McMahon, D. P. et al. A sting in the spit: widespread cross-infection of multiple RNA viruses across wild and managed bees. J. Anim. Ecol. 84, 615–624 (2015).
Stevenson, M. et al. epiR: Tools for the Analysis of Epidemiological Data, https://CRAN.R-project.org/package=epiR (2019).
Blaker, H. Confidence curves and improved exact confidence intervals for discrete distributions. Can. J. Statistics 28, 783–798 (2000).
R Core Team. R: A Language and Environment for Statistical Computing. http://www.R-project.org (2016).
Bates, D., Mächler, M., Bolker, B. & Walker, S. Fitting Linear Mixed-Effects Models Using lme4. J. Stat. Software 67; https://doi.org/10.18637/jss.v067.i01 (2015).
Hothorn, T., Bretz, F. & Westfall, P. Simultaneous Inference in General Parametric Models. Biometrical J. 50, 346–363 (2008).
Altschul, S. F., Gish, W., Miller, W., Myers, E. W. & Lipman, D. J. Basic local alignment search tool. J. Mol. Biol. 215, 403–410 (1990).
Padidam, M., Sawyer, S. & Fauquet, C. M. Possible emergence of new Geminiviruses by frequent recombination. Virology 265, 218–225 (1999).
Maynard Smith, J. Analyzing the mosaic structure of genes. J. Mol. Evol. 34, 126–129 (1992).
Martin, D. P., Posada, D., Crandall, K. A. & Williamson, C. A modified bootscan algorithm for automated identification of recombinant sequences and recombination breakpoints. AIDS Res. Hum. Retrovir 21, 98–102 (2005).

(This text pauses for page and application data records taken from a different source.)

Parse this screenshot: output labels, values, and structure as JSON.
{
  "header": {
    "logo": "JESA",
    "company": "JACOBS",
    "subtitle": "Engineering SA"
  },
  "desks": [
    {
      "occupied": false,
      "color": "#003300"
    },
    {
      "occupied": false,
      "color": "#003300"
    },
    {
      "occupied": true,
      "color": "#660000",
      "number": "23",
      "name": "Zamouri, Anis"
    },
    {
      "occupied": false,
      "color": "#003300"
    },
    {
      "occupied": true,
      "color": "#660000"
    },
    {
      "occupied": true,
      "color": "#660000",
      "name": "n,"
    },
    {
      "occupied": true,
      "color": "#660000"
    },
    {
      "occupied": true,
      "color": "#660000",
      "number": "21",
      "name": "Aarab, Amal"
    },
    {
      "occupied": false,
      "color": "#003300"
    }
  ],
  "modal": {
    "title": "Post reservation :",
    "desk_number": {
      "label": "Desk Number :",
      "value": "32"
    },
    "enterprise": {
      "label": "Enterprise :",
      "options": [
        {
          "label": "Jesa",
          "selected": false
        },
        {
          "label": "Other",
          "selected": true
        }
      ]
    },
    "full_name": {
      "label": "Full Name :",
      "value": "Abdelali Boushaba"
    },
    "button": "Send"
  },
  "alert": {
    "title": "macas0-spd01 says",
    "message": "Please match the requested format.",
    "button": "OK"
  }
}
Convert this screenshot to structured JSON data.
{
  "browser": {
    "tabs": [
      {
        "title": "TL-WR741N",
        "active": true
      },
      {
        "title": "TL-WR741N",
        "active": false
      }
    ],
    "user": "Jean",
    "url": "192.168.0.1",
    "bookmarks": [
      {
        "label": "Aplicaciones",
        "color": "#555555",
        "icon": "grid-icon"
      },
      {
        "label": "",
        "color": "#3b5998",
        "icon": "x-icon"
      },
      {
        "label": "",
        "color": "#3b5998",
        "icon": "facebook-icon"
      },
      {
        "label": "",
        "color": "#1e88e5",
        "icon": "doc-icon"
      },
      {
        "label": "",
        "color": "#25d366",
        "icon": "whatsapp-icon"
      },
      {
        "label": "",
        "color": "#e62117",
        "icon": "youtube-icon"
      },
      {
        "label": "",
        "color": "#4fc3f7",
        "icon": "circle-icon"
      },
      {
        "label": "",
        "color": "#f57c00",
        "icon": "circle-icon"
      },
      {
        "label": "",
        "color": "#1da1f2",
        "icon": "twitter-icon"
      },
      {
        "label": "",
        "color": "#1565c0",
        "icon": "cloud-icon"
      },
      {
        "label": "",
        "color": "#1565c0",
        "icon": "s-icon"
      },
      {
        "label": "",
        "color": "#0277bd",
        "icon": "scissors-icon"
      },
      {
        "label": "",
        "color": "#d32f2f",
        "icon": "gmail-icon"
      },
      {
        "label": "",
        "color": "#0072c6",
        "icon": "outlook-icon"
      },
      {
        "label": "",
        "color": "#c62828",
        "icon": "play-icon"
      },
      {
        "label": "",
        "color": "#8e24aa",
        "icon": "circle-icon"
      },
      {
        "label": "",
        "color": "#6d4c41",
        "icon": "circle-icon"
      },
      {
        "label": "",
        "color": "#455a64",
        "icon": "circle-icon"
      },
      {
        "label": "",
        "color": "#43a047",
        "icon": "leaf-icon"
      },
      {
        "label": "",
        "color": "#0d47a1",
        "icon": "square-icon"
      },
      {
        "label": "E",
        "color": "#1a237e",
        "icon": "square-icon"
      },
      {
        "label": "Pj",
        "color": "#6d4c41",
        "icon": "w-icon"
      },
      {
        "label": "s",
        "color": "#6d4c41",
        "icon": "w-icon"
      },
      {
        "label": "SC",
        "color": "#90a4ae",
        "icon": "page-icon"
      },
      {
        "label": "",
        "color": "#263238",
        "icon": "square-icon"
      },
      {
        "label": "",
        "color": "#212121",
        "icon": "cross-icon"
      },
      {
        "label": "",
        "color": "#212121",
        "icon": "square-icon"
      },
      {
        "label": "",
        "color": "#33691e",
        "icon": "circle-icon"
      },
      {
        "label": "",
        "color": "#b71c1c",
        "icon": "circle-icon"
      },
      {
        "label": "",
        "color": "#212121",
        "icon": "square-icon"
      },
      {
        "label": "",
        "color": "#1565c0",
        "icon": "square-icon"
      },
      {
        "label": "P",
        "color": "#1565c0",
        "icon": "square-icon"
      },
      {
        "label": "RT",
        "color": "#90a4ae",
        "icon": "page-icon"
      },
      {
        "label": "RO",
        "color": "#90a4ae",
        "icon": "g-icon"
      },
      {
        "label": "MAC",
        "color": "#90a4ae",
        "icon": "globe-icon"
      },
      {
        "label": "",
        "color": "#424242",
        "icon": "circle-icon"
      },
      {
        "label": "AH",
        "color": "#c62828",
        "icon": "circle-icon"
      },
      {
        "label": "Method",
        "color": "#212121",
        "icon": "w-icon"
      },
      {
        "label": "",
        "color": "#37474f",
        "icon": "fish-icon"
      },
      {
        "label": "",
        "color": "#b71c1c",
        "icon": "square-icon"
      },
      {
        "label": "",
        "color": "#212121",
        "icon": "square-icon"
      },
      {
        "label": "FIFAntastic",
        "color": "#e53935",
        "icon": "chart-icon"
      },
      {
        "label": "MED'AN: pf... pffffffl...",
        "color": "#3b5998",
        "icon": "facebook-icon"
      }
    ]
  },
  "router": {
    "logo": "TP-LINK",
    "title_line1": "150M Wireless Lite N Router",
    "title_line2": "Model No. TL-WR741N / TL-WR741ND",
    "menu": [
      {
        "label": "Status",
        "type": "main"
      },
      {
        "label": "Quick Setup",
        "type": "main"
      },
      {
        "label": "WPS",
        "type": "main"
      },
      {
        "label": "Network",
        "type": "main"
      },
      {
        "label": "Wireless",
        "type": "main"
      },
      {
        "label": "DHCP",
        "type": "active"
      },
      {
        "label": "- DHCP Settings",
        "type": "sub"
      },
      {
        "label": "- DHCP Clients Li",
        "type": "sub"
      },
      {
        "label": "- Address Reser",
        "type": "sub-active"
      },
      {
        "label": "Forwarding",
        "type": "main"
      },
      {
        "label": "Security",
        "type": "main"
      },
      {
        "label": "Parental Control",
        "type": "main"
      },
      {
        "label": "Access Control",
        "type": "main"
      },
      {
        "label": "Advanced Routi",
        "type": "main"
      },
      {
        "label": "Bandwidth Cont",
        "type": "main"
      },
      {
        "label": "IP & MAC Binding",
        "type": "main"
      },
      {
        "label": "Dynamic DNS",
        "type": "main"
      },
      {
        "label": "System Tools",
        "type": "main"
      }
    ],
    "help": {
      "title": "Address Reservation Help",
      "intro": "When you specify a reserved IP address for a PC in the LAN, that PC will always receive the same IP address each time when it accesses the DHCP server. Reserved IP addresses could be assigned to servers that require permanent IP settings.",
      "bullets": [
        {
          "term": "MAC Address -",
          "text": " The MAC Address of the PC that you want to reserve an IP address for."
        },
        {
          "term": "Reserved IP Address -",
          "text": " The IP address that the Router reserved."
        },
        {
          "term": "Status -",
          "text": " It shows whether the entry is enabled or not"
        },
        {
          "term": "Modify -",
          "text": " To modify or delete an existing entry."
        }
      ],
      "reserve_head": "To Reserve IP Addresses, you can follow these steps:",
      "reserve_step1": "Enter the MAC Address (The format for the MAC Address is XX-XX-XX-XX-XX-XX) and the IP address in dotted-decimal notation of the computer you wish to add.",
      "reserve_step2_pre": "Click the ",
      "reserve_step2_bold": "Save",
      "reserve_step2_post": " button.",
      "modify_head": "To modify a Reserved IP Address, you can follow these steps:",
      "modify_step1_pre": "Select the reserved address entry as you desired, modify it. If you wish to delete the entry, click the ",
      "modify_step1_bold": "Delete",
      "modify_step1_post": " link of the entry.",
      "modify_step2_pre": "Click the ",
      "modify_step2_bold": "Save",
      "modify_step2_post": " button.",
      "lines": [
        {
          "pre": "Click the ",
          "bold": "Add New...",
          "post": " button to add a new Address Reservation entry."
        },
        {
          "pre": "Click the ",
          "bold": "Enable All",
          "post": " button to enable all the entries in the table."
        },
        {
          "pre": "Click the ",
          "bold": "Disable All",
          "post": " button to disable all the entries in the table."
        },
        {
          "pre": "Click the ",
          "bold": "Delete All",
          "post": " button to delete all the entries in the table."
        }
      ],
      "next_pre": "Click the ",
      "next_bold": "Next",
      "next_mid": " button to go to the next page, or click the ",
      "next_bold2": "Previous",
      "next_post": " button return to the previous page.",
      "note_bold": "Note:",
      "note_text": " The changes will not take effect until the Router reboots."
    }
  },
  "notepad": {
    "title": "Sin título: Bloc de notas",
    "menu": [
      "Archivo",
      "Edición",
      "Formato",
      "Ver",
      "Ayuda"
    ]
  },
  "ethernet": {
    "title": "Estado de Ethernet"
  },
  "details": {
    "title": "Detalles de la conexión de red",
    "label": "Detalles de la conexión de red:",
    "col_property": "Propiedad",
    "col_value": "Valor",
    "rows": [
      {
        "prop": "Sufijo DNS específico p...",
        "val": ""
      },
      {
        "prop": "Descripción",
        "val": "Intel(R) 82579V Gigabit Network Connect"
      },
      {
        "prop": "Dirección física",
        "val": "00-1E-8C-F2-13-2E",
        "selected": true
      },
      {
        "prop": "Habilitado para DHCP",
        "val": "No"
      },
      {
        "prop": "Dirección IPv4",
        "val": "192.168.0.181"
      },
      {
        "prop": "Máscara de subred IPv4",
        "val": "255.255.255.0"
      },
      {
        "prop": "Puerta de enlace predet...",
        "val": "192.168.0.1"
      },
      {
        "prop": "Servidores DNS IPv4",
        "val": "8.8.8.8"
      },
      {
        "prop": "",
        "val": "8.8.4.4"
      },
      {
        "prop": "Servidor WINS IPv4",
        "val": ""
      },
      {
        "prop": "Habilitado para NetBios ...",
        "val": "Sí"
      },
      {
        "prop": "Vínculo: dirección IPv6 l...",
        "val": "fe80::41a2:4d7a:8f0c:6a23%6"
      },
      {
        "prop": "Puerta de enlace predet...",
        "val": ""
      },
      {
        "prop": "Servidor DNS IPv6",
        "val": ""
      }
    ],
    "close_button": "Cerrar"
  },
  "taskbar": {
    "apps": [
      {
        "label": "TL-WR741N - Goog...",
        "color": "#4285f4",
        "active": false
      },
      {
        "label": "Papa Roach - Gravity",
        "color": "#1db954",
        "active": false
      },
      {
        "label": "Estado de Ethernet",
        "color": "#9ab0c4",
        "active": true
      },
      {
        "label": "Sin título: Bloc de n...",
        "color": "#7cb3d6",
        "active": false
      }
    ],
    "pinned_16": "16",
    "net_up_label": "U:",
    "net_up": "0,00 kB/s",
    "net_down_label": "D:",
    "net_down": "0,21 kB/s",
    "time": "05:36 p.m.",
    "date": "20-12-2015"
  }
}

Gibbs, M. J., Armstrong, J. S. & Gibbs, A. J. Sister-Scanning: a Monte Carlo procedure for assessing signals in recombinant sequences. Bioinformatics 16, 573–582 (2000).
Darriba, D., Taboada, G. L., Doallo, R. & Posada, D. jModelTest 2: more models, new heuristics and parallel computing. Nature Methods 9, 772 (2012).
Guindon, S. & Gascuel, O. A simple, fast, and accurate algorithm to estimate large phylogenies by maximum likelihood. Syst. Biol 52, 696–704 (2003).
Bielejec, F., Rambaut, A., Suchard, M. A. & Lemey, P. SPREAD: spatial phylogenetic reconstruction of evolutionary dynamics. Bioinformatics 27, 2910–2912 (2011).
Jombart, T. & Ahmed, I. adegenet 1.3-1: new tools for the analysis of genome-wide SNP data. Bioinformatics 27, 3070–3071 (2011).
Legendre, P. & Legendre, L. Numerical Ecology. Vol. 24 (Elsevier Science, 1998).
Oksanen, J. et al. vegan: Community Ecology Package. R package version 2.4-5, https://CRAN.R-project.org/package=vegan (2017).
We acknowledge the support of The National Natural Science Foundation of China (31572471) to CH and the Agricultural Science and Technology Innovation Program of CAAS (CAAS-ASTIP-2017-IAR) to Q.Y.D., as well as The Royal Society (IE161462) and BBSRC (BB/P025854/1) to L.W.
The authors declare no competing interests.
Publisher’s note: Springer Nature remains neutral with regard to jurisdictional claims in published maps and institutional affiliations.
About this article
Cite this article
Diao, Q., Yang, D., Zhao, H. et al. Prevalence and population genetics of the emerging honey bee pathogen DWV in Chinese apiculture. Sci Rep 9, 12042 (2019) doi:10.1038/s41598-019-48618-y